"Honestly I just want to educate people," said protest organizer Farrel Hansen.

Like they've done previously, local animal advocates encouraged drivers to avoid shopping at pet stores like Puppy Town, which they say purchase dogs from puppy mills.

But some advocates fear with the new solicitation ordinance set to begin Monday, their days of peaceful protest, could be numbered.

"We have issues with the ordinance because it says nobody is supposed to be protesting on roadways or sidewalks which is basically against the first amendment," said Hansen.

But that isn't quite the case, showing that while the ordinance is coming, many people may not fully understand it.

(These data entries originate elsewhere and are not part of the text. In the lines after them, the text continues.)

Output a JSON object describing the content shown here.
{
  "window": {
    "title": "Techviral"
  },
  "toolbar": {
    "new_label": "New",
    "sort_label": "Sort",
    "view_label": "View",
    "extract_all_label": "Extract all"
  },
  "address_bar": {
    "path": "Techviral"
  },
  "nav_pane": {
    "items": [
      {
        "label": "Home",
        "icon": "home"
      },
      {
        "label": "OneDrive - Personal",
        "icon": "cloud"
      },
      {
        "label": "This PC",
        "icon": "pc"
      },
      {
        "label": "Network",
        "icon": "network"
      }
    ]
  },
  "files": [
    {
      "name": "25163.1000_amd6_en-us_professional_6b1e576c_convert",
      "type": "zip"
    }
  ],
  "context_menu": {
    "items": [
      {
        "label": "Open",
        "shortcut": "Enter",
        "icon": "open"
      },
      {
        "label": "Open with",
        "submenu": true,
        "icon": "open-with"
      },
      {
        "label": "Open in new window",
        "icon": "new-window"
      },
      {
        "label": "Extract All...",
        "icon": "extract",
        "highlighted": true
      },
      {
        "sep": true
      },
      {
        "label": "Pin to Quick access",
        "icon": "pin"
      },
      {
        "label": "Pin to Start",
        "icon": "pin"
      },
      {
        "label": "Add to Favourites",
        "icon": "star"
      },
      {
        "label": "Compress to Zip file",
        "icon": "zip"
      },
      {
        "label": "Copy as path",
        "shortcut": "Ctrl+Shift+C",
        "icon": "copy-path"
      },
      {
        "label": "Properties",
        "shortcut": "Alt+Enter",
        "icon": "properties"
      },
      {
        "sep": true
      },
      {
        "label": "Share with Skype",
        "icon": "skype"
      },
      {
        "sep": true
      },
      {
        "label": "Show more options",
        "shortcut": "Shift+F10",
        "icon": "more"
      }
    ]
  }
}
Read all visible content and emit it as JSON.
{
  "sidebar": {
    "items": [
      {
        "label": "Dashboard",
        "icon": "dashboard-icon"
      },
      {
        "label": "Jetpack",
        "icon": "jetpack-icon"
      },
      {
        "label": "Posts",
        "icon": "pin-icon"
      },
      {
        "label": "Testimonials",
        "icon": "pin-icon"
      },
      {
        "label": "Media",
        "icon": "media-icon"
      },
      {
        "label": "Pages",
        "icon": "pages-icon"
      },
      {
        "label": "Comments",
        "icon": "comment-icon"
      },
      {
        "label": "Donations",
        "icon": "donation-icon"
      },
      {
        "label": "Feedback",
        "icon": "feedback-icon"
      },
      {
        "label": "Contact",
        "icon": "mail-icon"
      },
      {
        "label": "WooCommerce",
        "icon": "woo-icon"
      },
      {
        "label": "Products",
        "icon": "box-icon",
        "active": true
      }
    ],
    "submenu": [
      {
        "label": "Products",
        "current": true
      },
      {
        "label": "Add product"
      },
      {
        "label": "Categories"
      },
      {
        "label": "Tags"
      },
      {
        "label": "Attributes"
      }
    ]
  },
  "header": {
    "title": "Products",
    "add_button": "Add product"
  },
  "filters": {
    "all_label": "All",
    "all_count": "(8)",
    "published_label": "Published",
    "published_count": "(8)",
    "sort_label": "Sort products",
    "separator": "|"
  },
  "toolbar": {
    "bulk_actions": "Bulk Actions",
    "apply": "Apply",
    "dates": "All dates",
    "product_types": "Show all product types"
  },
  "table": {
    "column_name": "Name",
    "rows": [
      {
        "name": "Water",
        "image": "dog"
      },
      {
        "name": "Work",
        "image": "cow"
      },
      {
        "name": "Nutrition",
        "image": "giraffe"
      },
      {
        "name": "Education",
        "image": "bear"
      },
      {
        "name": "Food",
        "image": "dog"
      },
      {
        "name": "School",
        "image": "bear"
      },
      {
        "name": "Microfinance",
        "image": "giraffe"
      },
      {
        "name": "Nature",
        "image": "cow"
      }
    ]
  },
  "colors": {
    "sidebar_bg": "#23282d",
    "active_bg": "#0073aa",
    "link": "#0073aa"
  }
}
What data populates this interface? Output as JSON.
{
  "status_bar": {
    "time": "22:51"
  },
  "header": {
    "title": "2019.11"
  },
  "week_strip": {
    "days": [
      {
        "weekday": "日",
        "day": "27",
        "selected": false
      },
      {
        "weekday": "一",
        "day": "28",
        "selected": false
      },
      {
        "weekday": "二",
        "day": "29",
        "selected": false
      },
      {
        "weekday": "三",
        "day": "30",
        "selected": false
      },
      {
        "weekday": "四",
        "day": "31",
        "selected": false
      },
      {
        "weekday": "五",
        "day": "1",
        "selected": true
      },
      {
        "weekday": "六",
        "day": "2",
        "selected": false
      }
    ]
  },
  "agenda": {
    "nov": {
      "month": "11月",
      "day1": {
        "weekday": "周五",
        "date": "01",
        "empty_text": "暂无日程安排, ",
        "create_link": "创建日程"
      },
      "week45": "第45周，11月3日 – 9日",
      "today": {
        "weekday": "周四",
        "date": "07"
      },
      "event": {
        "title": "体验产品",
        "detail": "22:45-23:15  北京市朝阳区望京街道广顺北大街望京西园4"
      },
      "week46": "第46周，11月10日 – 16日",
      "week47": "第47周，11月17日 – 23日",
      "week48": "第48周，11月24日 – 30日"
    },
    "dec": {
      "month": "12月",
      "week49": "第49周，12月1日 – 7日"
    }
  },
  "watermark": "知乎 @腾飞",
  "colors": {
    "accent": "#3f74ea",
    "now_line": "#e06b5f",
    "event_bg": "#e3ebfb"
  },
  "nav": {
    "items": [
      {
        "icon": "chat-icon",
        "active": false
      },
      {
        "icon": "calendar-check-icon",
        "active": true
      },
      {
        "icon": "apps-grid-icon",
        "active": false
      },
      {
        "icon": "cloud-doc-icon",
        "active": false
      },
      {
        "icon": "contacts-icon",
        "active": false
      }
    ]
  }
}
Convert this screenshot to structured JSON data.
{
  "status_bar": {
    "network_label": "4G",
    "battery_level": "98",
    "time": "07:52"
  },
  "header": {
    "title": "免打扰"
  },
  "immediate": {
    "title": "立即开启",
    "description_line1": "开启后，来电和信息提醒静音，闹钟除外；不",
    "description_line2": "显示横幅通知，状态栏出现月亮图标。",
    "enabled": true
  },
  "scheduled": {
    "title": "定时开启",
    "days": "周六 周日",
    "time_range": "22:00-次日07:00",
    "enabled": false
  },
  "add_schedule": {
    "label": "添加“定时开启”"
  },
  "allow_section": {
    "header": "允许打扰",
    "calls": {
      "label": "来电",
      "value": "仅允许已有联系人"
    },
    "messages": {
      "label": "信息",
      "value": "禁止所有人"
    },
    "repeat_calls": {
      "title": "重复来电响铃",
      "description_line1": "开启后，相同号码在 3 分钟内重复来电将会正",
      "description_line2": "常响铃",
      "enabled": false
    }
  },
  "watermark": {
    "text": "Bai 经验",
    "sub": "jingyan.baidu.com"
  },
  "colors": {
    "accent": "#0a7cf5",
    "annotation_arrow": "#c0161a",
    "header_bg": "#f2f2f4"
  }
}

"It's not for when somebody is standing holding a sign in protest or expressing their freedom of saying like, 'I don't agree with abortion or I do agree with abortion,' its not in those instances," said Sarasota Police Chief Bernadette DiPino.

What protects this group of protesters is the fact that they're not hoping for any kind of transaction between themselves and motorists--something panhandlers looking for money are.

The picketers outside Puppy Town also said the ordinance did not apply to them since they told ABC7 News they were outside of city limits.

That's also incorrect, as they could be seen standing just north of the sign denoting city limits, putting them under the new law, despite not being in violation.

"I am one hundred percent confident this issue is not done," aid DiPino, "we're going to do the best that we can but I'm sure there's going to be more to this story."